Indigo Snakes are very beautiful snakes. Their bodies are usually uniform blue-black colored, with some individuals having red-orange colors on their mouth and throats. Their smooth, glossy scales appear iridescent in bright light. They typically grow from 3.9 to 7.7 feet long, but specimens have been found that are over 9 feet long. 

 

Common Kingsnake

Common Kingsnake(image source: https://free-images.com/display/kingsnake_common_lampropeltis_getula.html)

These snakes are common throughout the United States and Mexico and have nine separate subspecies. Kingsnakes can live in many different kinds of habitats, but generally prefer grassy open areas. They kill their prey using constriction instead of biting, and are especially unique due to their habit of sometimes eating other snakes, even venomous rattlesnakes, because they are immune to several types of snake venom.

They are docile and popular as pets and are relatively harmless to humans, though wild ones have been known to sometimes strike only when cornered.

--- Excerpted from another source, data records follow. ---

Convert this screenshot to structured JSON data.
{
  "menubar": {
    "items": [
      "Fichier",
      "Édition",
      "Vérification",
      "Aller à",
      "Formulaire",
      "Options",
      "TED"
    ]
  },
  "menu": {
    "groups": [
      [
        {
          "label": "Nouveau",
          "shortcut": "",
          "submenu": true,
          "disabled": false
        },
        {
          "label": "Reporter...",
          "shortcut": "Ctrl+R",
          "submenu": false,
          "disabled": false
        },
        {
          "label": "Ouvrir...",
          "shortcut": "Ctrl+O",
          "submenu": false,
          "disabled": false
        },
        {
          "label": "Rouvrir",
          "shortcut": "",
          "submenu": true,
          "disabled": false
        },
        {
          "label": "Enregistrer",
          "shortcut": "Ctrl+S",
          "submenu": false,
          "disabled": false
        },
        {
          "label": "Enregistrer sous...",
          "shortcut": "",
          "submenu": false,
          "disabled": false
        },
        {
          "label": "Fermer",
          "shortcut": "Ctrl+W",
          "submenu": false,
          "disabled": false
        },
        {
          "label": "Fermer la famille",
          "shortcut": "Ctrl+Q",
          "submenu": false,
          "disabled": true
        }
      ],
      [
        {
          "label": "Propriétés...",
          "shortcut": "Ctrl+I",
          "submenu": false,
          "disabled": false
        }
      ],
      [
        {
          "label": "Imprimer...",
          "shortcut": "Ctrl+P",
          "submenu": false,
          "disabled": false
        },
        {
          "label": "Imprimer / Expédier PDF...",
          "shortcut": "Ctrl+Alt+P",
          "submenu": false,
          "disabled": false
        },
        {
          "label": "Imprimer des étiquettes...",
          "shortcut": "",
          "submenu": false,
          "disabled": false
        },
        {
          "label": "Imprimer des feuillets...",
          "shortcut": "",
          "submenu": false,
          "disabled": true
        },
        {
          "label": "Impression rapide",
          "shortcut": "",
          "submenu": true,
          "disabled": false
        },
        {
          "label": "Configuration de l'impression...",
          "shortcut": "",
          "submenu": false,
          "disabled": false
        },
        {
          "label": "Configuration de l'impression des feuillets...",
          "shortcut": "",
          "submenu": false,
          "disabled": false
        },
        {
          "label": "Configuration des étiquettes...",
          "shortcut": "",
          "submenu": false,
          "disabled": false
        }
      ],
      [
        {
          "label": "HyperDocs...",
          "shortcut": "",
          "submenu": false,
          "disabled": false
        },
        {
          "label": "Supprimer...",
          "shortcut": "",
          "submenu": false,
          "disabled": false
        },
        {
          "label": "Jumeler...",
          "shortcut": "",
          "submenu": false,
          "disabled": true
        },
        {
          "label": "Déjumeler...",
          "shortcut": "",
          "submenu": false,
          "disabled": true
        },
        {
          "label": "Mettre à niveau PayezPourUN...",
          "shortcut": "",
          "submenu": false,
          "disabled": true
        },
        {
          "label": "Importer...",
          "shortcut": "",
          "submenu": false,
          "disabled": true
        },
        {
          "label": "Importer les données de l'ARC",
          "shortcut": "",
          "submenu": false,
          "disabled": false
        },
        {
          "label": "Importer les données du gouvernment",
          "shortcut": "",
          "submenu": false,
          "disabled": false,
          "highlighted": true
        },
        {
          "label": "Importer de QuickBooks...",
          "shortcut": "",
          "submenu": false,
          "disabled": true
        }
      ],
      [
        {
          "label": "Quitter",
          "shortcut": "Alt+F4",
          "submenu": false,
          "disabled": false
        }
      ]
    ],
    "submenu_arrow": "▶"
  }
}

Because they are constrictors, their bites are weaker than other snakes and are generally harmless besides some pain and bleeding. If encountered in the wild, they should be left alone.

Their coloration depends on the subspecies, but the most well-known colors are the red, black, and yellow striations of the Mountain Kingsnakes. Florida species are more likely to black or brown with yellow or tan rings. Kingsnakes are slender and generally medium sized snakes, usually reaching up to 40 inches in length, but they can grow longer in rare cases. 

 

Burmese Python

Burmese Python(image source: https://www.pexels.com/photo/brown-and-black-snake-on-ground-5127927/)

These large snakes are not native to Florida. They are an extremely invasive species that has had a devastating impact on Florida ecosystems ever since the exotic pet boom of the 1980s. Pet owners would release their snakes once they grew too big to manage, but the issue was greatly magnified when, in 1992, category 5 Hurricane Andrew destroyed a private python breeding facility near the Everglades, releasing the snakes of the facilities into the nearby swamps and parks. Since then, it has been a fight to try and take back the ecosystems from this incredibly invasive species. 

Their ecological impact and damage to native species is so severe that anyone who catches or encounters a wild Burmese Python is extremely encouraged to humanely kill the animal in order to try and prevent the spread of the species. They are generally not aggressive towards humans due to adult humans’ stature, but should still be given a wide berth if encountered and should not be approached.

Burmese Pythons are one of the largest species of snakes. They typically grow to up to 16 feet long and have heavy, thick bodies they use to constrict and kill their prey. They can be recognized by their size and the large black-bordered brown splotches down their backs.


Written By A. Alderman